§ **The task**
Reproduce exactly the line that includes "Serialize everything readable" and all lines after it, ending with the last line of the data.

§ **Listed entries**
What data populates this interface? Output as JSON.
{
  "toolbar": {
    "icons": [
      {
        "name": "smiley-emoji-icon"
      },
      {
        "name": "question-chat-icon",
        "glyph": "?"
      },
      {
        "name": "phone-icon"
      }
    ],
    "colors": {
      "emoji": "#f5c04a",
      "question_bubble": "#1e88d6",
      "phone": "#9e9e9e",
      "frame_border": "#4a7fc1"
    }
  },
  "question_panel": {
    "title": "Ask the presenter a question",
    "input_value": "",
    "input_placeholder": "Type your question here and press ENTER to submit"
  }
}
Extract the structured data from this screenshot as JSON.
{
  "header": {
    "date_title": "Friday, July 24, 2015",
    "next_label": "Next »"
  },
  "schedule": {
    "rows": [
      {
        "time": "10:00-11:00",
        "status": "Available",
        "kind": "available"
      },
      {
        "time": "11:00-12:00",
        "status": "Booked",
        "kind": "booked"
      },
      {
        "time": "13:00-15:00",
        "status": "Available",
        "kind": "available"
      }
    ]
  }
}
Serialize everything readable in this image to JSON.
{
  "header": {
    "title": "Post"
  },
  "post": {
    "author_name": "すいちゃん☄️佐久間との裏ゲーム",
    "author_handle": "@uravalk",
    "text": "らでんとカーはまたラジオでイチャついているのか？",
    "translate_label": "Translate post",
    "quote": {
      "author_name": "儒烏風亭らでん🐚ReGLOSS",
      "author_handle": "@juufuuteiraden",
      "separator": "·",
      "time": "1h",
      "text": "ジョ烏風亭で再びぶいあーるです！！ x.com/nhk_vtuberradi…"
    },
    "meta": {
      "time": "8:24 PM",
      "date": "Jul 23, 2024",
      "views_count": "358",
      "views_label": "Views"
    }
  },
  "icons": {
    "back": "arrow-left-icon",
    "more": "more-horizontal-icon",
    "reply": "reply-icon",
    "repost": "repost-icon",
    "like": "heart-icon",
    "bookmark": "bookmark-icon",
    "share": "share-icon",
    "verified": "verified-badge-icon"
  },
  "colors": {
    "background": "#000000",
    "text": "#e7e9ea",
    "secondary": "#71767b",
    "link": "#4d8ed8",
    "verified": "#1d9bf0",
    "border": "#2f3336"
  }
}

§ **Task response**
Serialize everything readable in this image to JSON.
{
  "header": {
    "title": "Post"
  },
  "post": {
    "author_name": "すいちゃん☄️佐久間との裏ゲーム",
    "author_handle": "@uravalk",
    "text": "らでんとカーはまたラジオでイチャついているのか？",
    "translate_label": "Translate post",
    "quote": {
      "author_name": "儒烏風亭らでん🐚ReGLOSS",
      "author_handle": "@juufuuteiraden",
      "separator": "·",
      "time": "1h",
      "text": "ジョ烏風亭で再びぶいあーるです！！ x.com/nhk_vtuberradi…"
    },
    "meta": {
      "time": "8:24 PM",
      "date": "Jul 23, 2024",
      "views_count": "358",
      "views_label": "Views"
    }
  },
  "icons": {
    "back": "arrow-left-icon",
    "more": "more-horizontal-icon",
    "reply": "reply-icon",
    "repost": "repost-icon",
    "like": "heart-icon",
    "bookmark": "bookmark-icon",
    "share": "share-icon",
    "verified": "verified-badge-icon"
  },
  "colors": {
    "background": "#000000",
    "text": "#e7e9ea",
    "secondary": "#71767b",
    "link": "#4d8ed8",
    "verified": "#1d9bf0",
    "border": "#2f3336"
  }
}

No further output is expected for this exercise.